Leave every image out, and print the remaining lines below exactly.
*** Opening Stored data ***
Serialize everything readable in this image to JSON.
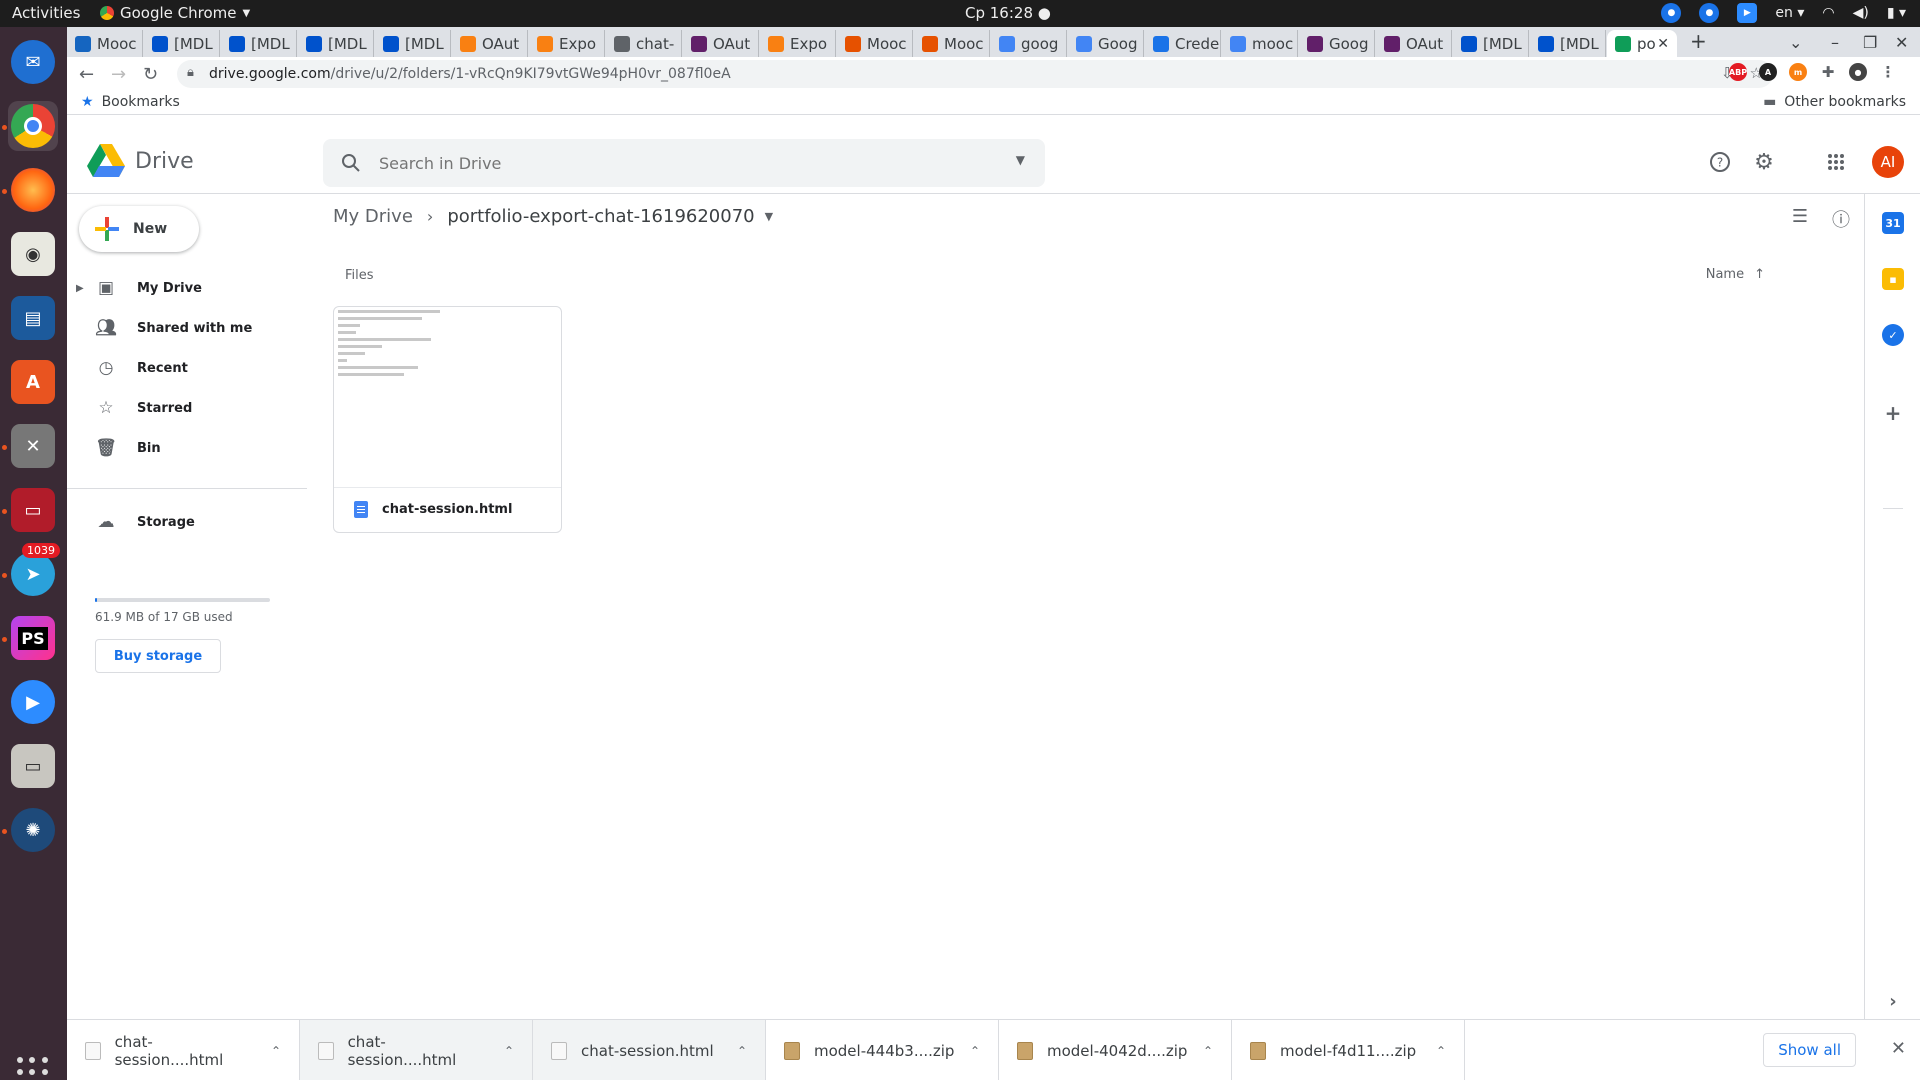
{
  "system": {
    "activities": "Activities",
    "app_name": "Google Chrome",
    "clock": "Ср 16:28",
    "language": "en",
    "dock_badge": "1039"
  },
  "browser": {
    "tabs": [
      {
        "label": "Mooc",
        "fav_color": "#1565c0"
      },
      {
        "label": "[MDL",
        "fav_color": "#0052cc"
      },
      {
        "label": "[MDL",
        "fav_color": "#0052cc"
      },
      {
        "label": "[MDL",
        "fav_color": "#0052cc"
      },
      {
        "label": "[MDL",
        "fav_color": "#0052cc"
      },
      {
        "label": "OAut",
        "fav_color": "#f98012"
      },
      {
        "label": "Expo",
        "fav_color": "#f98012"
      },
      {
        "label": "chat-",
        "fav_color": "#5f6368"
      },
      {
        "label": "OAut",
        "fav_color": "#611f69"
      },
      {
        "label": "Expo",
        "fav_color": "#f98012"
      },
      {
        "label": "Mooc",
        "fav_color": "#e65100"
      },
      {
        "label": "Mooc",
        "fav_color": "#e65100"
      },
      {
        "label": "goog",
        "fav_color": "#4285f4"
      },
      {
        "label": "Goog",
        "fav_color": "#4285f4"
      },
      {
        "label": "Crede",
        "fav_color": "#1a73e8"
      },
      {
        "label": "mooc",
        "fav_color": "#4285f4"
      },
      {
        "label": "Goog",
        "fav_color": "#611f69"
      },
      {
        "label": "OAut",
        "fav_color": "#611f69"
      },
      {
        "label": "[MDL",
        "fav_color": "#0052cc"
      },
      {
        "label": "[MDL",
        "fav_color": "#0052cc"
      },
      {
        "label": "po",
        "fav_color": "#0f9d58",
        "active": true
      }
    ],
    "url_host": "drive.google.com",
    "url_path": "/drive/u/2/folders/1-vRcQn9KI79vtGWe94pH0vr_087fl0eA",
    "bookmarks_label": "Bookmarks",
    "other_bookmarks": "Other bookmarks"
  },
  "drive": {
    "logo_text": "Drive",
    "search_placeholder": "Search in Drive",
    "avatar_initials": "AI",
    "new_label": "New",
    "nav": {
      "my_drive": "My Drive",
      "shared": "Shared with me",
      "recent": "Recent",
      "starred": "Starred",
      "bin": "Bin",
      "storage": "Storage"
    },
    "storage": {
      "used_text": "61.9 MB of 17 GB used",
      "used_fraction": 0.004,
      "buy_label": "Buy storage"
    },
    "breadcrumb": {
      "root": "My Drive",
      "current": "portfolio-export-chat-1619620070"
    },
    "files_label": "Files",
    "sort_label": "Name",
    "files": [
      {
        "name": "chat-session.html"
      }
    ]
  },
  "downloads": {
    "items": [
      {
        "name": "chat-session....html",
        "type": "html"
      },
      {
        "name": "chat-session....html",
        "type": "html"
      },
      {
        "name": "chat-session.html",
        "type": "html"
      },
      {
        "name": "model-444b3....zip",
        "type": "zip"
      },
      {
        "name": "model-4042d....zip",
        "type": "zip"
      },
      {
        "name": "model-f4d11....zip",
        "type": "zip"
      }
    ],
    "show_all": "Show all"
  },
  "colors": {
    "accent": "#1a73e8",
    "avatar": "#e8430a"
  }
}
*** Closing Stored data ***
### [Output below]
Serialize everything readable in this image to JSON.
{
  "system": {
    "activities": "Activities",
    "app_name": "Google Chrome",
    "clock": "Ср 16:28",
    "language": "en",
    "dock_badge": "1039"
  },
  "browser": {
    "tabs": [
      {
        "label": "Mooc",
        "fav_color": "#1565c0"
      },
      {
        "label": "[MDL",
        "fav_color": "#0052cc"
      },
      {
        "label": "[MDL",
        "fav_color": "#0052cc"
      },
      {
        "label": "[MDL",
        "fav_color": "#0052cc"
      },
      {
        "label": "[MDL",
        "fav_color": "#0052cc"
      },
      {
        "label": "OAut",
        "fav_color": "#f98012"
      },
      {
        "label": "Expo",
        "fav_color": "#f98012"
      },
      {
        "label": "chat-",
        "fav_color": "#5f6368"
      },
      {
        "label": "OAut",
        "fav_color": "#611f69"
      },
      {
        "label": "Expo",
        "fav_color": "#f98012"
      },
      {
        "label": "Mooc",
        "fav_color": "#e65100"
      },
      {
        "label": "Mooc",
        "fav_color": "#e65100"
      },
      {
        "label": "goog",
        "fav_color": "#4285f4"
      },
      {
        "label": "Goog",
        "fav_color": "#4285f4"
      },
      {
        "label": "Crede",
        "fav_color": "#1a73e8"
      },
      {
        "label": "mooc",
        "fav_color": "#4285f4"
      },
      {
        "label": "Goog",
        "fav_color": "#611f69"
      },
      {
        "label": "OAut",
        "fav_color": "#611f69"
      },
      {
        "label": "[MDL",
        "fav_color": "#0052cc"
      },
      {
        "label": "[MDL",
        "fav_color": "#0052cc"
      },
      {
        "label": "po",
        "fav_color": "#0f9d58",
        "active": true
      }
    ],
    "url_host": "drive.google.com",
    "url_path": "/drive/u/2/folders/1-vRcQn9KI79vtGWe94pH0vr_087fl0eA",
    "bookmarks_label": "Bookmarks",
    "other_bookmarks": "Other bookmarks"
  },
  "drive": {
    "logo_text": "Drive",
    "search_placeholder": "Search in Drive",
    "avatar_initials": "AI",
    "new_label": "New",
    "nav": {
      "my_drive": "My Drive",
      "shared": "Shared with me",
      "recent": "Recent",
      "starred": "Starred",
      "bin": "Bin",
      "storage": "Storage"
    },
    "storage": {
      "used_text": "61.9 MB of 17 GB used",
      "used_fraction": 0.004,
      "buy_label": "Buy storage"
    },
    "breadcrumb": {
      "root": "My Drive",
      "current": "portfolio-export-chat-1619620070"
    },
    "files_label": "Files",
    "sort_label": "Name",
    "files": [
      {
        "name": "chat-session.html"
      }
    ]
  },
  "downloads": {
    "items": [
      {
        "name": "chat-session....html",
        "type": "html"
      },
      {
        "name": "chat-session....html",
        "type": "html"
      },
      {
        "name": "chat-session.html",
        "type": "html"
      },
      {
        "name": "model-444b3....zip",
        "type": "zip"
      },
      {
        "name": "model-4042d....zip",
        "type": "zip"
      },
      {
        "name": "model-f4d11....zip",
        "type": "zip"
      }
    ],
    "show_all": "Show all"
  },
  "colors": {
    "accent": "#1a73e8",
    "avatar": "#e8430a"
  }
}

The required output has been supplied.